══ Data for processing

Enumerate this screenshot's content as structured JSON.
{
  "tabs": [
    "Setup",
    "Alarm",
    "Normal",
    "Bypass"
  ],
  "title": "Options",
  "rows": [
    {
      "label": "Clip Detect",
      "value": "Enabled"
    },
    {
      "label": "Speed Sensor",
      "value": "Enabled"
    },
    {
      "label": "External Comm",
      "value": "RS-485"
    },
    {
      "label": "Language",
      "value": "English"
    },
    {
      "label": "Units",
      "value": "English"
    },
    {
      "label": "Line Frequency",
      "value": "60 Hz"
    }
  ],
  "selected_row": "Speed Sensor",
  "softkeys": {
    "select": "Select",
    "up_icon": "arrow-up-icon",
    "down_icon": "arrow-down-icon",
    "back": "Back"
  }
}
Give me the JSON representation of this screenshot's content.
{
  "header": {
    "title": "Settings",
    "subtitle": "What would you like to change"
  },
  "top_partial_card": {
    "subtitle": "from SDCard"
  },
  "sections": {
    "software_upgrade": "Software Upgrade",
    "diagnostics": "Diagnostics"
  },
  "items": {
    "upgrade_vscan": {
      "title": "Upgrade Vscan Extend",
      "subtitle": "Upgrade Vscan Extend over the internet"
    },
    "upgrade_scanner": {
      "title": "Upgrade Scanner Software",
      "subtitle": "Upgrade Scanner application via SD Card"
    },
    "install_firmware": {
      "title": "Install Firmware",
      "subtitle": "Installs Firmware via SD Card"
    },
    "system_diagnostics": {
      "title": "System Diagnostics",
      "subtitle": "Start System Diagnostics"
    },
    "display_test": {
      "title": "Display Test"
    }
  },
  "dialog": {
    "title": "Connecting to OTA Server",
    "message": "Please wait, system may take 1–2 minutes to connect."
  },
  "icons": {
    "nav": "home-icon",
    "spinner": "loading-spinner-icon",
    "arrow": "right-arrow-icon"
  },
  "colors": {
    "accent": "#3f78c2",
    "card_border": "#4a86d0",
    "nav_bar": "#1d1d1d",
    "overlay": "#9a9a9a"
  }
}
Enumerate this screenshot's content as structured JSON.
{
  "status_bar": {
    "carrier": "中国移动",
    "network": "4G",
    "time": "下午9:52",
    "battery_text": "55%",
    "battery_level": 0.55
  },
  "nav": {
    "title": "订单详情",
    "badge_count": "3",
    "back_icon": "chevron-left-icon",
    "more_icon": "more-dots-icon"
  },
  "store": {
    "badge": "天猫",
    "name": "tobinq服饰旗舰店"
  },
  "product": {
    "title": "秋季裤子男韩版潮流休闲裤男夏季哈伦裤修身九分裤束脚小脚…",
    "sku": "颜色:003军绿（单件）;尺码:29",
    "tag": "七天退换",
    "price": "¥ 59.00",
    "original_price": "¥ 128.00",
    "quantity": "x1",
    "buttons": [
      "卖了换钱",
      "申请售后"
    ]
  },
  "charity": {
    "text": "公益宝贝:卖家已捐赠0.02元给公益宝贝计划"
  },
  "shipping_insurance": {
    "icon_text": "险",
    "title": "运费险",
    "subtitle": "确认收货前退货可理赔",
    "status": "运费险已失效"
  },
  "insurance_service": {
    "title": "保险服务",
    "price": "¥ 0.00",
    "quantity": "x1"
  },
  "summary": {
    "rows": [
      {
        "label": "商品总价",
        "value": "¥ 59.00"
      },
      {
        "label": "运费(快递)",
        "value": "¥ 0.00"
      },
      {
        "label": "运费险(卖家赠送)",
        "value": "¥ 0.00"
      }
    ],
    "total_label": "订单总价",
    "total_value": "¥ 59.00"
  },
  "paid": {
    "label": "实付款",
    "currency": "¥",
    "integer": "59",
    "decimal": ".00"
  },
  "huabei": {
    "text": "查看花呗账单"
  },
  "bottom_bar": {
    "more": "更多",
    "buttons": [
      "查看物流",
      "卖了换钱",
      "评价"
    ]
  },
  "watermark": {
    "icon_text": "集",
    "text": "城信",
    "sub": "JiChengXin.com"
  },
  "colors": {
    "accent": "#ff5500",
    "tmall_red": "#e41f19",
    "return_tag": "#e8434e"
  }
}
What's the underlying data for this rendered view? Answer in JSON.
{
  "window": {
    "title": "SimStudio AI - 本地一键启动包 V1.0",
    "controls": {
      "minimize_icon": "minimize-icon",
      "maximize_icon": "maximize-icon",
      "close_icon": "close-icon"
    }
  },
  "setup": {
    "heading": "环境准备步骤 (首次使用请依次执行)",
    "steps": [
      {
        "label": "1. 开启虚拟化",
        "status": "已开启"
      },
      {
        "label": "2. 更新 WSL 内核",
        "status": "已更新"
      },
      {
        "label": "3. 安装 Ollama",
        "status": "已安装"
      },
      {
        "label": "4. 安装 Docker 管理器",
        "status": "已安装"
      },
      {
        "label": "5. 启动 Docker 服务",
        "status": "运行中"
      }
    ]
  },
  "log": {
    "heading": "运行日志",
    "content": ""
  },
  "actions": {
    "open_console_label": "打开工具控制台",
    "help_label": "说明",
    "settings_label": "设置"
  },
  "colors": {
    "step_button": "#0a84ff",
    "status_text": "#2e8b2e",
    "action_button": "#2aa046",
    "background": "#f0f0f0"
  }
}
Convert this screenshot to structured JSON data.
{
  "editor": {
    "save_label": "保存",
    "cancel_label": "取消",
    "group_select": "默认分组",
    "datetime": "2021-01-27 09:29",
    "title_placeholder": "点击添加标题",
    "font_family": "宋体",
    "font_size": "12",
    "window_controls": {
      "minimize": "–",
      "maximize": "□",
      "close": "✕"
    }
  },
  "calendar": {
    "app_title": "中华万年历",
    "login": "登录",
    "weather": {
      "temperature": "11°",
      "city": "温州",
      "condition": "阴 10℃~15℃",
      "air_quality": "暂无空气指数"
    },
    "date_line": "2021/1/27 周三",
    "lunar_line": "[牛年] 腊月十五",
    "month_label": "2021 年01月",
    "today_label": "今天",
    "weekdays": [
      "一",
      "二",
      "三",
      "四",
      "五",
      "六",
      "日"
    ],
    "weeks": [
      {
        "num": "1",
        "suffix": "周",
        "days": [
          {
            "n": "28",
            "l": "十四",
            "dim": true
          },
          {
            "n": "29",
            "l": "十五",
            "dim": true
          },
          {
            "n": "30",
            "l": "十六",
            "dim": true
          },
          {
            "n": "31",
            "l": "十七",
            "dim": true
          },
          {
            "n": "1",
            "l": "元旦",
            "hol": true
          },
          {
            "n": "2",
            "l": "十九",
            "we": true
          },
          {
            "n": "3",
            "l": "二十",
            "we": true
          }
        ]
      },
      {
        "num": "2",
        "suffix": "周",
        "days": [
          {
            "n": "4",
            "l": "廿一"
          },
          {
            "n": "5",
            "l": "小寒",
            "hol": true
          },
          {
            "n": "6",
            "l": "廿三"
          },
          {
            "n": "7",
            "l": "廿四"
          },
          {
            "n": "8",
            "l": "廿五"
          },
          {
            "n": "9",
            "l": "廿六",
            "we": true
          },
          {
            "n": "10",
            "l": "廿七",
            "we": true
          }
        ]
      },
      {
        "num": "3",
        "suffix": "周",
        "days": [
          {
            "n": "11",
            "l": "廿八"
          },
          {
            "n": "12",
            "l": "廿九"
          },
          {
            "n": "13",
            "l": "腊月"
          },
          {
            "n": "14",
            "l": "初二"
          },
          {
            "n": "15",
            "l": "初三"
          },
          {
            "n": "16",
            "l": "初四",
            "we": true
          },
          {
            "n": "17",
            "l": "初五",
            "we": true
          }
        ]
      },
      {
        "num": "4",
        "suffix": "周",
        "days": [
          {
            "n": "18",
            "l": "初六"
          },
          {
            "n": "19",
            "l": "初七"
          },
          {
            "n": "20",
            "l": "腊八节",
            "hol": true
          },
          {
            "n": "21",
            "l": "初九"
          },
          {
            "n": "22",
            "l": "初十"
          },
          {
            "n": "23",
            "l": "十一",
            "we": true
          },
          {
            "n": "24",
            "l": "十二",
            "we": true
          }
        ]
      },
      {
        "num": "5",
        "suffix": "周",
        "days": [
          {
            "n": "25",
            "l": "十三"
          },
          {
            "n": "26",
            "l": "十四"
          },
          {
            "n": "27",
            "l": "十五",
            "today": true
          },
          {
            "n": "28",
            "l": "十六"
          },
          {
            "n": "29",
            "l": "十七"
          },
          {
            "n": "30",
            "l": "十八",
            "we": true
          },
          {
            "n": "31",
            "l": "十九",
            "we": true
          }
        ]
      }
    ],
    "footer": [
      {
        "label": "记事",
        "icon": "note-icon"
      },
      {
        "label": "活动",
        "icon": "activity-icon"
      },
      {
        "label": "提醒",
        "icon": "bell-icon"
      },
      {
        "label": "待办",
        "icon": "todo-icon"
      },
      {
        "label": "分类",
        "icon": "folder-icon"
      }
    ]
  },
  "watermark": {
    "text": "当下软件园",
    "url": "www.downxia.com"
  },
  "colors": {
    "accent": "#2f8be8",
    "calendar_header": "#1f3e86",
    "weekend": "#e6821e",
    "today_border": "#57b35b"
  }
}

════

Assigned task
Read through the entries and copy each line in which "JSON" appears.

Completed exercise
Enumerate this screenshot's content as structured JSON.
Give me the JSON representation of this screenshot's content.
Enumerate this screenshot's content as structured JSON.
What's the underlying data for this rendered view? Answer in JSON.
Convert this screenshot to structured JSON data.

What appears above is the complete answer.